Copy each line of the records that holds the string "JSON".

Dataset excerpts
━━━━━━━━━━━━━━━━━━━━━━━━━━━━━━

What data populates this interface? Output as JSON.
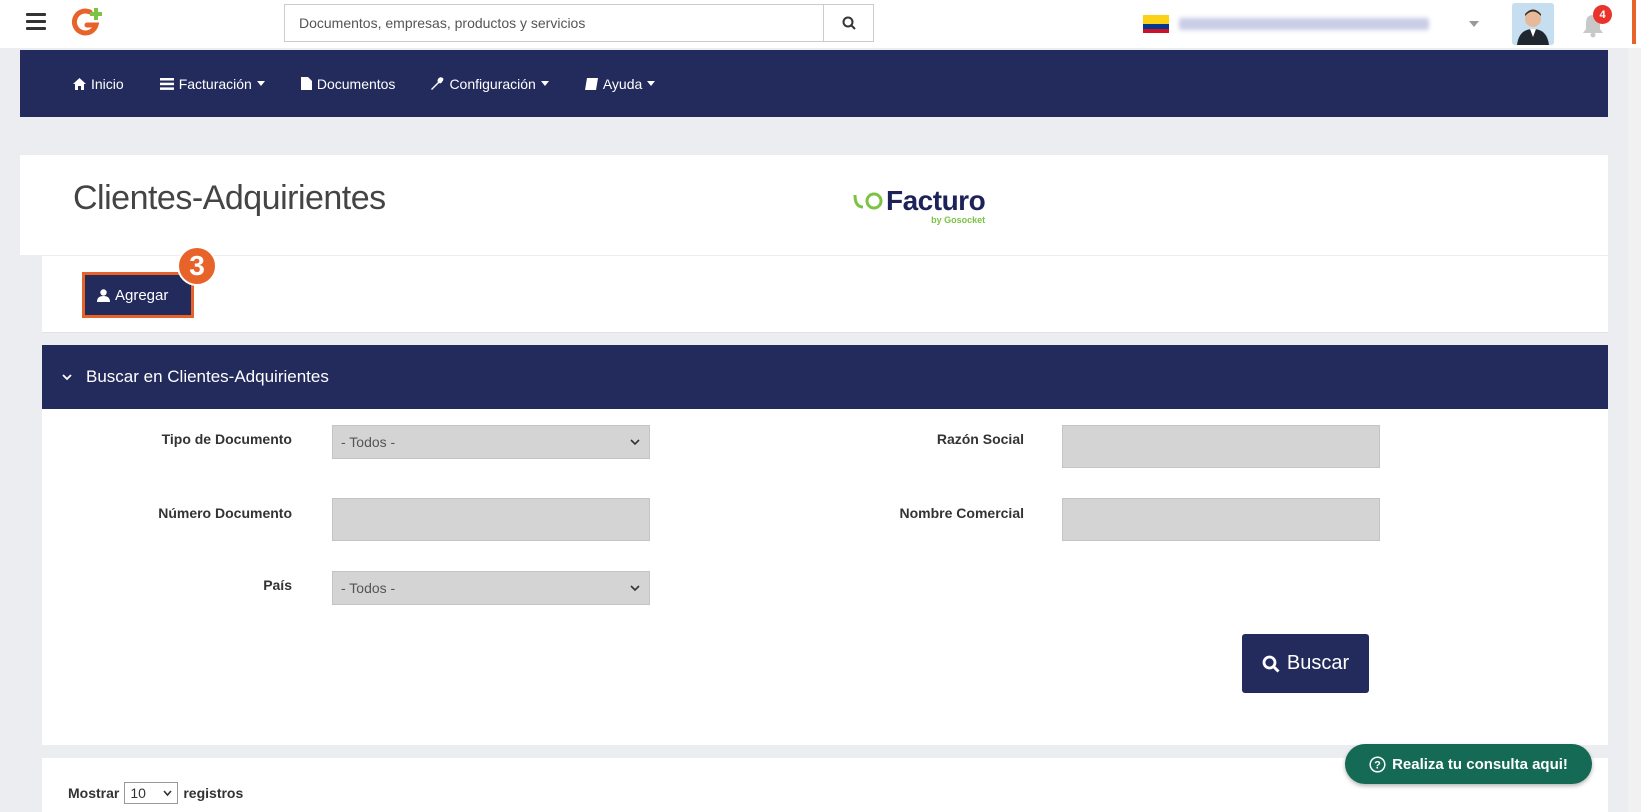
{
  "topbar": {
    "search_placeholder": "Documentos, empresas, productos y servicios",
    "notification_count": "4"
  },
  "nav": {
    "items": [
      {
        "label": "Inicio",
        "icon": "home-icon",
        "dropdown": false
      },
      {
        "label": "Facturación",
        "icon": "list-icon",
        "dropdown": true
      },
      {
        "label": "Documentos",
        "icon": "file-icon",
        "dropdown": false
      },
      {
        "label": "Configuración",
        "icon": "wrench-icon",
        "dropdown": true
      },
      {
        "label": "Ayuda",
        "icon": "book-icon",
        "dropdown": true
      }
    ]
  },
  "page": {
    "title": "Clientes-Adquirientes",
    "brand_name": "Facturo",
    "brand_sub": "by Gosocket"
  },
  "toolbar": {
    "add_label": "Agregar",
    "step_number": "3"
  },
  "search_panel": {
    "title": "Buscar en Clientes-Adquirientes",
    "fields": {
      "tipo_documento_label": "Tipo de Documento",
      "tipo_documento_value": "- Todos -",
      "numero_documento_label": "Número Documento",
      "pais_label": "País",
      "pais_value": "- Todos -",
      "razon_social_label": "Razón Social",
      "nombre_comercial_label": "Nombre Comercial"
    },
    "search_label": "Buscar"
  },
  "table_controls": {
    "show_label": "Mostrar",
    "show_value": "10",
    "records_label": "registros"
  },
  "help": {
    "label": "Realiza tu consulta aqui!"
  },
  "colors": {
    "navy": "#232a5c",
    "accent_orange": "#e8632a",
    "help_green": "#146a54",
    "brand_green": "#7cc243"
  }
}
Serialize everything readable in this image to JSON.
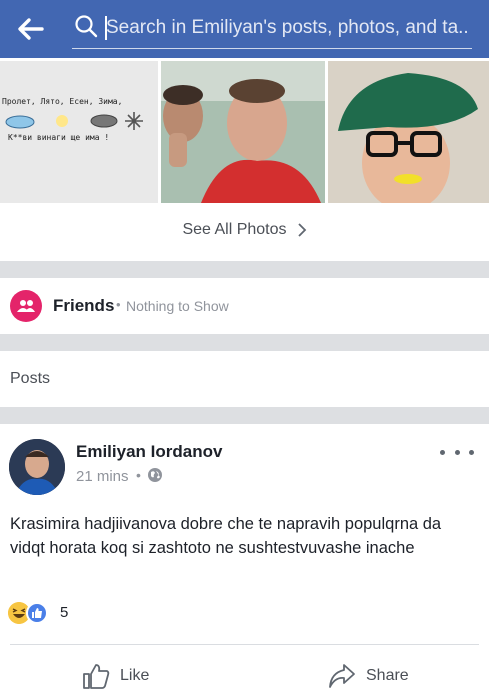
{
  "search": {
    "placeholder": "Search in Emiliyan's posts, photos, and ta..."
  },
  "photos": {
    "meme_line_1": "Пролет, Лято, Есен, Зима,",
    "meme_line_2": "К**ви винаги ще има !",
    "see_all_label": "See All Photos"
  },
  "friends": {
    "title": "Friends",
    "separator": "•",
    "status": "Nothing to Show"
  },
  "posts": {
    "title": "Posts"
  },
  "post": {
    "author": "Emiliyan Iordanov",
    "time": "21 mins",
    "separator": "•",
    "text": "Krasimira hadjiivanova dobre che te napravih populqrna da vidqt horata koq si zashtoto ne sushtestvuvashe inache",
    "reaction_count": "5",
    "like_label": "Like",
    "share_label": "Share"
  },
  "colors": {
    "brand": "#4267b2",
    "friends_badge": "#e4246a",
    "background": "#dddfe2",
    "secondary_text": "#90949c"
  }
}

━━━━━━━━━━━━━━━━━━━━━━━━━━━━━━

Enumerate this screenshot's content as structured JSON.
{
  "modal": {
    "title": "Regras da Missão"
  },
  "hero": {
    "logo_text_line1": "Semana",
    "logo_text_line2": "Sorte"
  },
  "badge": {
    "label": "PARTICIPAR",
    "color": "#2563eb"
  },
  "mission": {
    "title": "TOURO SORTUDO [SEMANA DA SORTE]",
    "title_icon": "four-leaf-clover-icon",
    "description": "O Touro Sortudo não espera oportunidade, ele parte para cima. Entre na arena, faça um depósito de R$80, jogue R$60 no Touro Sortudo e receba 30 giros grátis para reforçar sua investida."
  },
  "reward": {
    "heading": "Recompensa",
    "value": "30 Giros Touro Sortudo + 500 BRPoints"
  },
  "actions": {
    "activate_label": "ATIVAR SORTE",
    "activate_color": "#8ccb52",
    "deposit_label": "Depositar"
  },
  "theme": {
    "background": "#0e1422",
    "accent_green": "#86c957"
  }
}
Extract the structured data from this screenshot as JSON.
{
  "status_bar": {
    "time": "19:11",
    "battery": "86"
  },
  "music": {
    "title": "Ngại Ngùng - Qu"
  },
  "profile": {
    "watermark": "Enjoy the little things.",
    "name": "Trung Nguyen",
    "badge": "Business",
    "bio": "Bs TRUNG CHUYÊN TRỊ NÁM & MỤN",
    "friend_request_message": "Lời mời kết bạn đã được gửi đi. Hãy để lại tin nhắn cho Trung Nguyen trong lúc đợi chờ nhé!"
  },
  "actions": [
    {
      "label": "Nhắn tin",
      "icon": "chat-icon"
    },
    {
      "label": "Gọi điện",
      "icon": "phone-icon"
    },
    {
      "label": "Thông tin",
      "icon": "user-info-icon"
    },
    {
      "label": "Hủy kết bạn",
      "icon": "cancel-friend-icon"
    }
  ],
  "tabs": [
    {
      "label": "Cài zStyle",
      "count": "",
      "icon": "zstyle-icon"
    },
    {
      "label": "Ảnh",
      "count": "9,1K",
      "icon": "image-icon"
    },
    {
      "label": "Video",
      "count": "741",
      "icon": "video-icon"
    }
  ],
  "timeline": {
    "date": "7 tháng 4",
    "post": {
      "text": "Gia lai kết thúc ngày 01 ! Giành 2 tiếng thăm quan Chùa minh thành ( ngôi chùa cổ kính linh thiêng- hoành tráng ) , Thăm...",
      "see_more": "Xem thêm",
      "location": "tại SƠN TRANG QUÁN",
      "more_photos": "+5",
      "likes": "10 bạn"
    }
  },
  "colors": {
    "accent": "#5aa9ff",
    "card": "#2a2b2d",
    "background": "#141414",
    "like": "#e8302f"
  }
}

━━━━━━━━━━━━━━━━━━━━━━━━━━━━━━

Solution to this task
What data populates this interface? Output as JSON.
Serialize everything readable in this image to JSON.
Enumerate this screenshot's content as structured JSON.
Extract the structured data from this screenshot as JSON.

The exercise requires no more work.